While you’re more restricted to what products and beauty treatments are safe to use when you’re pregnant, this doesn’t mean you have to completely cull your pampering and skincare routine, you just need to know what you can and can’t do.
Feeling and looking good is important during pregnancy, but even the most serene mother-to-be can get stressed trying to evaluate the risk factor of every peel, product and treatment on the market.
We’ve put together a beginner’s guide to beauty treatments for expectant mothers that takes the guesswork out of grooming (you’re welcome)!
Things pregnant women never say. Post continues below.
Sharing her struggles on the You Beauty podcast, Mamamia’s executive editor, Leigh Campbell shared the rules she followed during her pregnancy.
“I’m discovering the opinions around pregnancy are wild… but the short answer is, there’s no certification for what’s pregnancy-safe and there aren’t any clear guidelines so it’s tricky. At the end of the day, it comes down to personal choice, and you should always check with your obstetrician,” she said.
“The hardest part about pregnancy is, no one is going to put 200 pregnant women in a study and try stuff on them, so many things might be safe but we need to err on the side of caution because it hasn’t been tested.”
However, there are some ingredients you should be aware of.
Vitamin A, retinol and retinoids
You’re going to want to avoid all of the above.
The more powerful and targeted a products is, the higher the chances it contains an ingredient considered potentially harmful to a growing baby. The main one to look out for is retinoid – a type of vitamin A that speeds up cell division and prevents skin collagen from breaking down. Studies have shown that high doses of vitamin A during pregnancy can be harmful to an unborn child and oral retinoids (such as Accutane, an acne medication) are a known cause of birth defects.
“It’s advised not to use retinols and vitamin As during pregnancy, which is great advice because they haven’t done studies into how it might affect the baby,” said Leigh.
“Confusingly, some brands are bringing out what they’re calling ‘pregnancy-safe’ vitamin As and retinols.
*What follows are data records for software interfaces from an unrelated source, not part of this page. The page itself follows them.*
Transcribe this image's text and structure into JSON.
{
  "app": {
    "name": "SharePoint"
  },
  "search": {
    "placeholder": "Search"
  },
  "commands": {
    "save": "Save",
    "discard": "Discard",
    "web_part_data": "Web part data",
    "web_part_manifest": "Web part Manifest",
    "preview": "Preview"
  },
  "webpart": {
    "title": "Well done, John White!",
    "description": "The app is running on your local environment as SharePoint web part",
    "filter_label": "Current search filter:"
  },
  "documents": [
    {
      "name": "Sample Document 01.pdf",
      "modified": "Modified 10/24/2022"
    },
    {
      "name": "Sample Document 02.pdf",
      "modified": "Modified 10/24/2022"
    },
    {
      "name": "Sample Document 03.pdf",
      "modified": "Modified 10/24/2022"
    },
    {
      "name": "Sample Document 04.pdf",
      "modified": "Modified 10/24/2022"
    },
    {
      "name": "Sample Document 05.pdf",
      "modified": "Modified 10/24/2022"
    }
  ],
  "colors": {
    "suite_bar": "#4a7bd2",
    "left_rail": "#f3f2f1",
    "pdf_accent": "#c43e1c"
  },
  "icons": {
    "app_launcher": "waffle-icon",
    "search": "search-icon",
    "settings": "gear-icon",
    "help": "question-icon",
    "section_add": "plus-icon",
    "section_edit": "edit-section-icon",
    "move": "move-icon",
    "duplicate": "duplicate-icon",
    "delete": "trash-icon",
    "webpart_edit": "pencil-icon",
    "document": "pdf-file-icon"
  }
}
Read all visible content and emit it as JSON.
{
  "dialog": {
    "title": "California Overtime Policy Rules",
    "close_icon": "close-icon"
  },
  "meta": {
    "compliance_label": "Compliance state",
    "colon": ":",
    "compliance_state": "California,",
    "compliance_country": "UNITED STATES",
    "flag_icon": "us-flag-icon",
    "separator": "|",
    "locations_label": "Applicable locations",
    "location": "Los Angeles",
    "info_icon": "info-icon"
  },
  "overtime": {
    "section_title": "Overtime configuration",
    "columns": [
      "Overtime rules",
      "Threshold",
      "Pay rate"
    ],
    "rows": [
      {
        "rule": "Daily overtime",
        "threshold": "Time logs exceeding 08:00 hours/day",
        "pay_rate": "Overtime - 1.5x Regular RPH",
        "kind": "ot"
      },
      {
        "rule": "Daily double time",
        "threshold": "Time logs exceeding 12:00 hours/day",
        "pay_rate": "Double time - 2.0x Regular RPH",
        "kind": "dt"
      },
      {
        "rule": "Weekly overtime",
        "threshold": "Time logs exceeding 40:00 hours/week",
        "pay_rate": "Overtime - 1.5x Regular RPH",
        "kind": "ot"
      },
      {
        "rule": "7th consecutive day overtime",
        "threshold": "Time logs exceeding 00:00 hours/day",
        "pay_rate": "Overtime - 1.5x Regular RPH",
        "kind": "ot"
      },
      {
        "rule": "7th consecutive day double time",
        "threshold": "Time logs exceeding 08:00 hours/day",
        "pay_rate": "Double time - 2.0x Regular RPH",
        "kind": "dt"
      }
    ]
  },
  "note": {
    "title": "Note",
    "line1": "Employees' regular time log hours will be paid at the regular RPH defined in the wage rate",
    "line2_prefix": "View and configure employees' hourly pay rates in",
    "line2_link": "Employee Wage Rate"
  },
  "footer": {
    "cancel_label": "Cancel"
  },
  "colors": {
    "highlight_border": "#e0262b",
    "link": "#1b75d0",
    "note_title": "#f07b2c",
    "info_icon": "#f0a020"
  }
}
They’ll say ‘our version is safe in pregnancy’, that’s when you’d ask you obstetrician – those types of ingredients are getting a lot more sophisticated and safer to use, but just because a beauty brand says it’s OK, I would still check with your doctor.”